TRY IT: In the data that follows, count each line holding the string "Agent"; answer with the number only.

RECORDS:
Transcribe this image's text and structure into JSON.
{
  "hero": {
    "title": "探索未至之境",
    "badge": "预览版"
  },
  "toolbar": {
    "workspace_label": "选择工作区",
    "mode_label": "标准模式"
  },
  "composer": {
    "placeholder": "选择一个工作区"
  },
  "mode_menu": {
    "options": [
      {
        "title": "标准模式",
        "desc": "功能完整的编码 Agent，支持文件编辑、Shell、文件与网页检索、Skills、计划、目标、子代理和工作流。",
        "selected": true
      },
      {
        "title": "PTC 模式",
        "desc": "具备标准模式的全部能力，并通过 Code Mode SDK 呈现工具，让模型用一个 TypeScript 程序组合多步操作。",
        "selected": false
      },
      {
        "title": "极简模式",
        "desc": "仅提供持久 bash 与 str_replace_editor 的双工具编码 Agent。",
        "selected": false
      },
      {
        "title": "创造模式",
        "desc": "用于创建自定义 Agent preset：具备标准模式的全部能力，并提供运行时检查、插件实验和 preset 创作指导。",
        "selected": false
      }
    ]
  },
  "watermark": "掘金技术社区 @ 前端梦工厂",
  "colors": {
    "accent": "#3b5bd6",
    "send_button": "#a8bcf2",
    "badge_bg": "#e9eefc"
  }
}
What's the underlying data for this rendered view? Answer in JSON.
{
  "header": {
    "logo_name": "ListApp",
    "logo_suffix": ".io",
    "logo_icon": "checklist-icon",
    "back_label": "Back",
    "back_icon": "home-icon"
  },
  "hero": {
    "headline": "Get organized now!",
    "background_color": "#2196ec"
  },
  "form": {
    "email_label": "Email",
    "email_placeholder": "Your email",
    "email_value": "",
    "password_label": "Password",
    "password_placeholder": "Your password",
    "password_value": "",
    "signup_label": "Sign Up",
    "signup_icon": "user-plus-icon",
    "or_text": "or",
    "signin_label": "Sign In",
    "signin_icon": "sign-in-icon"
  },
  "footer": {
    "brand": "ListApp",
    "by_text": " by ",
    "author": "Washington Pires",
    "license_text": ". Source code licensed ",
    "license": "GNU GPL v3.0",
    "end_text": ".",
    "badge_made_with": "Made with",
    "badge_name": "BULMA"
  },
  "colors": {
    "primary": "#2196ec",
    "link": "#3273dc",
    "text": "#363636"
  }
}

RESULT FOR THIS TASK: 3